→ Data listing:

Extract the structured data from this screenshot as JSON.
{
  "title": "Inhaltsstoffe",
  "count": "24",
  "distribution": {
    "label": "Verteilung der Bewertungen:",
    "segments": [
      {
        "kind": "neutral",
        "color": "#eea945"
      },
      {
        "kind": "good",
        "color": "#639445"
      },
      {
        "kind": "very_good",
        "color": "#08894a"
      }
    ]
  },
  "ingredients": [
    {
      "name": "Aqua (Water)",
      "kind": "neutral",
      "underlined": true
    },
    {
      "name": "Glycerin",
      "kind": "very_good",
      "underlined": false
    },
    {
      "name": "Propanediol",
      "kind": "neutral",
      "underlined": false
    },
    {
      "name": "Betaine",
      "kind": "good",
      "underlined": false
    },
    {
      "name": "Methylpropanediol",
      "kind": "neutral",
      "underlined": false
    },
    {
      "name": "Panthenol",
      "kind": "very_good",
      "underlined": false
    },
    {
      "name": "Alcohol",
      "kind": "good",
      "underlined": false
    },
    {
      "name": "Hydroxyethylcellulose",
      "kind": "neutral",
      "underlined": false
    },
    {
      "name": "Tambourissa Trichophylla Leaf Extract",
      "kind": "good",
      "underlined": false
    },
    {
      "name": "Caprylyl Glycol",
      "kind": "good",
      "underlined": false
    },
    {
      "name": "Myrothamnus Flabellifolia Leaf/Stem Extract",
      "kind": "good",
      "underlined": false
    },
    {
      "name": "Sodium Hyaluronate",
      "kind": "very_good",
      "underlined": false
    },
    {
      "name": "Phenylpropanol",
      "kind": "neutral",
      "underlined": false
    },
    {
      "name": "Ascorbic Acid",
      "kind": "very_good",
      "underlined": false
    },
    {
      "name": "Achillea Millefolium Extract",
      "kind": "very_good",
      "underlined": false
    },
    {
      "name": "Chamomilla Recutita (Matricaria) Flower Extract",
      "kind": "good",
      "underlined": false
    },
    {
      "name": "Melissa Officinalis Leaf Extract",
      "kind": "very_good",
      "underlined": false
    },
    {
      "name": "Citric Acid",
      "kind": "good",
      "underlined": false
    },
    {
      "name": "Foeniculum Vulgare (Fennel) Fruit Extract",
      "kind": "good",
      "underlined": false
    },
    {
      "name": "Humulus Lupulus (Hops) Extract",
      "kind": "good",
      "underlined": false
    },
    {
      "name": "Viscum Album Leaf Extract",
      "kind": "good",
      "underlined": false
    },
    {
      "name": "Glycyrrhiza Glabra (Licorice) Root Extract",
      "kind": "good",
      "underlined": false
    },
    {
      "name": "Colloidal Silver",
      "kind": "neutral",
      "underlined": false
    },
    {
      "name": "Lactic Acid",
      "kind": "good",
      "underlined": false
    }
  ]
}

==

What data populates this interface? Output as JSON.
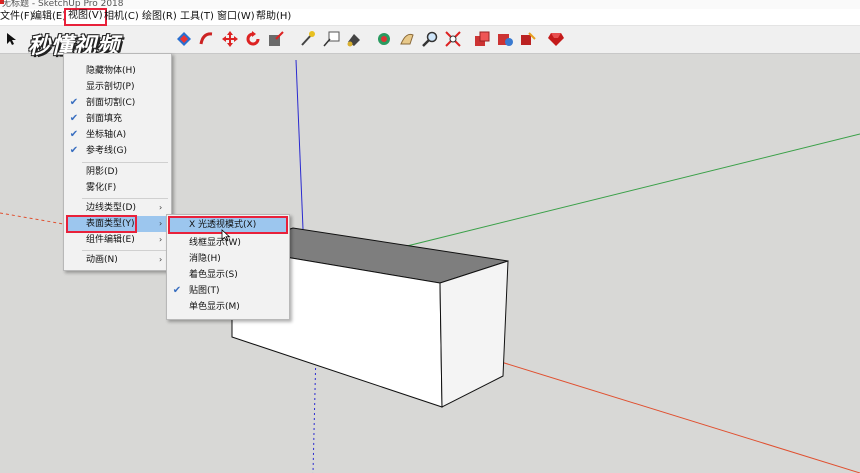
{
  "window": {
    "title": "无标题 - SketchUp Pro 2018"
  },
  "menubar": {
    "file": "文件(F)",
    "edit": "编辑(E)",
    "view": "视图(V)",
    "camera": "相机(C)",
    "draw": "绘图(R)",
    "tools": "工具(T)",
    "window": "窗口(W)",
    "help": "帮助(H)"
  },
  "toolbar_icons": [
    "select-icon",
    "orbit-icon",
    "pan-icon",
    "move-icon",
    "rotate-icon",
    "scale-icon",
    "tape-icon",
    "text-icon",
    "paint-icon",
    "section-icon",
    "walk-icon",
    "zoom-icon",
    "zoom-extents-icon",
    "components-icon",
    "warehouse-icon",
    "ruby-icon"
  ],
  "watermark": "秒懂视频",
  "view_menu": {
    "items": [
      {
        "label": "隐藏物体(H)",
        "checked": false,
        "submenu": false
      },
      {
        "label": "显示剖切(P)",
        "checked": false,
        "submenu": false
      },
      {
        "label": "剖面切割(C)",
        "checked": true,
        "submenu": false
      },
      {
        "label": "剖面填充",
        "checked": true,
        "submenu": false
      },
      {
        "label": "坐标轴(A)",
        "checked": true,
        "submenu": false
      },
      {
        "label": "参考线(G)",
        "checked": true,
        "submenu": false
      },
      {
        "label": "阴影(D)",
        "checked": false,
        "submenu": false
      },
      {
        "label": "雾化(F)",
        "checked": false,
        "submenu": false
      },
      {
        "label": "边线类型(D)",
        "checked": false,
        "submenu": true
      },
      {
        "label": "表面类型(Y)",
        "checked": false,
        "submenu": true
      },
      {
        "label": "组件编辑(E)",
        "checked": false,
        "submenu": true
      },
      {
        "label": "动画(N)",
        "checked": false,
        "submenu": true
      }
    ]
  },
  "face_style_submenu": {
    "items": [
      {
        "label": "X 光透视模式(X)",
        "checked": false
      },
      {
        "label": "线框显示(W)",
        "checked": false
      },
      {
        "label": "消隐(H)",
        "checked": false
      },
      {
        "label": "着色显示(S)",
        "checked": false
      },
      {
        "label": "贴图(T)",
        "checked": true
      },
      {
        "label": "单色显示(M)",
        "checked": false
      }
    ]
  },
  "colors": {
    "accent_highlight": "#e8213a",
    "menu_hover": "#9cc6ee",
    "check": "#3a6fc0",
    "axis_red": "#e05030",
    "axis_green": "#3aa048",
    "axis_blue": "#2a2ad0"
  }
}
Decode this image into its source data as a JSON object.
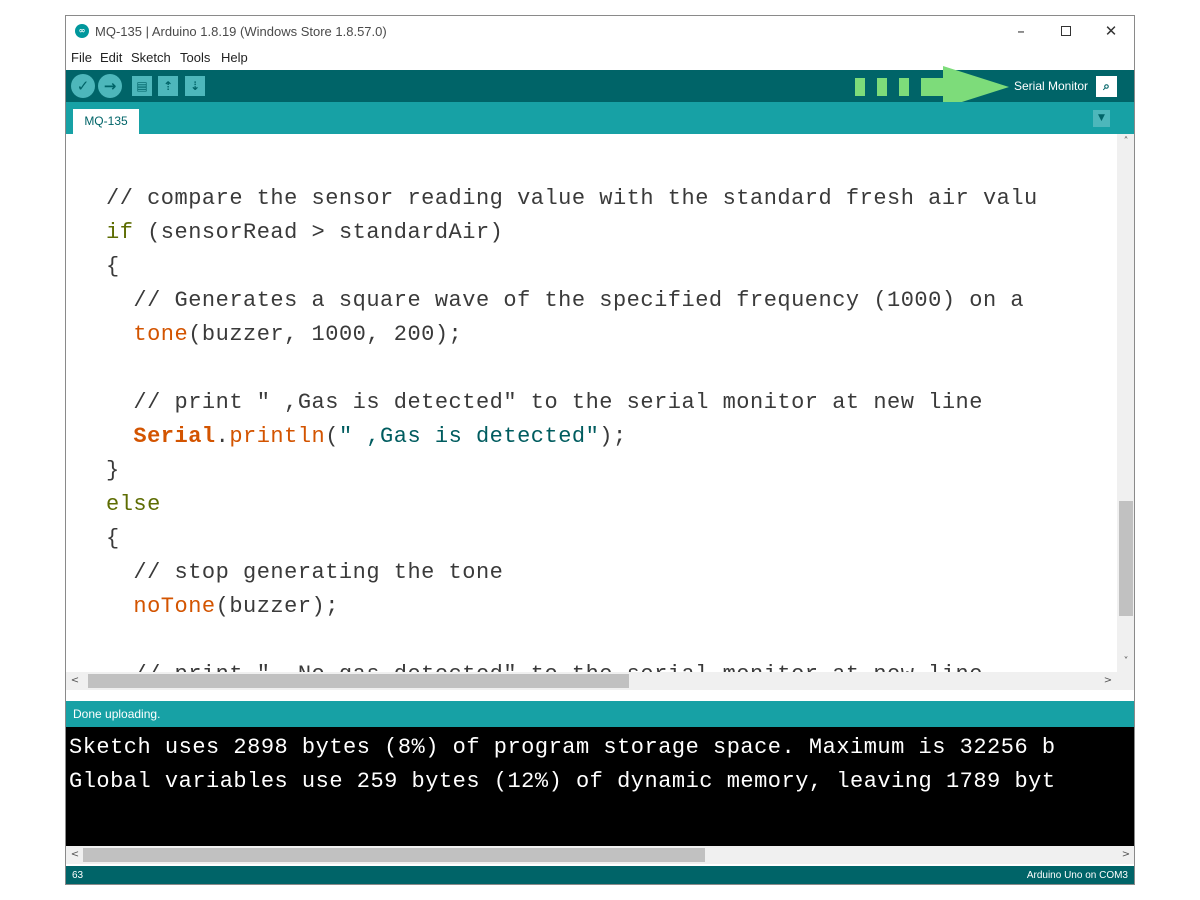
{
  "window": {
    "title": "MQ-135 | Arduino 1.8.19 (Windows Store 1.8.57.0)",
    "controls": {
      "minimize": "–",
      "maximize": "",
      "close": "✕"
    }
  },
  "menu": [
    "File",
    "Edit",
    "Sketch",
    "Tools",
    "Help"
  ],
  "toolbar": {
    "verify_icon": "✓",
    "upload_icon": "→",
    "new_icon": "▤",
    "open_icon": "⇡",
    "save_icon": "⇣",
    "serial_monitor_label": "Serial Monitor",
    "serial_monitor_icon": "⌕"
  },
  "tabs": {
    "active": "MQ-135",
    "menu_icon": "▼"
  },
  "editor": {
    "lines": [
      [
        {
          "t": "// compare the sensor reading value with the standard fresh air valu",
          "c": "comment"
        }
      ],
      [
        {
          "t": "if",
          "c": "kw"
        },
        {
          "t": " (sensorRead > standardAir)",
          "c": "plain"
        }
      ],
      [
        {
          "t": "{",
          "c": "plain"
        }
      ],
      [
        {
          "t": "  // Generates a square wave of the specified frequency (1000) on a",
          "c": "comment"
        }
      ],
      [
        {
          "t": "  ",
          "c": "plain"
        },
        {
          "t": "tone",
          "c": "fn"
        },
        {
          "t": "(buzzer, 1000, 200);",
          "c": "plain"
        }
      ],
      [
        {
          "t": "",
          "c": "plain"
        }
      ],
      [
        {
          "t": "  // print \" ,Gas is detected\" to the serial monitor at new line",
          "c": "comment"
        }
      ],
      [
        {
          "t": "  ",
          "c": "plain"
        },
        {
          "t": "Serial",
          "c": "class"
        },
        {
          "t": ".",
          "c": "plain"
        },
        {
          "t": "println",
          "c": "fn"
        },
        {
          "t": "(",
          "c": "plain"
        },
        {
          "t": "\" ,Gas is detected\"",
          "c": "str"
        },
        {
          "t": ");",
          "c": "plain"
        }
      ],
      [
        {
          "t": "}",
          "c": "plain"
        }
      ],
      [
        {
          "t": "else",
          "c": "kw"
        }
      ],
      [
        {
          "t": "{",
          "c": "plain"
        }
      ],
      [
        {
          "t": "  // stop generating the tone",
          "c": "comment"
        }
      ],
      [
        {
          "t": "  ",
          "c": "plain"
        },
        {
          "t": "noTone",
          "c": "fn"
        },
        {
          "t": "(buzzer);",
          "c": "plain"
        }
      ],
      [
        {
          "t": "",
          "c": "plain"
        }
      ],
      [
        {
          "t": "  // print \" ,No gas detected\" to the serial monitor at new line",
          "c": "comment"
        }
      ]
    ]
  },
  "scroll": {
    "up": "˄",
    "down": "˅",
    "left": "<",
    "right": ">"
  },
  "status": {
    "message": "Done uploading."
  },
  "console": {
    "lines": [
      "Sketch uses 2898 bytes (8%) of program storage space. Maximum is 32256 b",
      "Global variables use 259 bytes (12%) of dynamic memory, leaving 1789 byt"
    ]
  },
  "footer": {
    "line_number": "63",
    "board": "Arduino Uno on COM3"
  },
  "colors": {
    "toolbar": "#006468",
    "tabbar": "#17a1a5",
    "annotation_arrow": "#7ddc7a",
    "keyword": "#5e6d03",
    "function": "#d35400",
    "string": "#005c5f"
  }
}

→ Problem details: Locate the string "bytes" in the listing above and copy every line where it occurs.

→ Answer space:
      "Sketch uses 2898 bytes (8%) of program storage space. Maximum is 32256 b",
      "Global variables use 259 bytes (12%) of dynamic memory, leaving 1789 byt"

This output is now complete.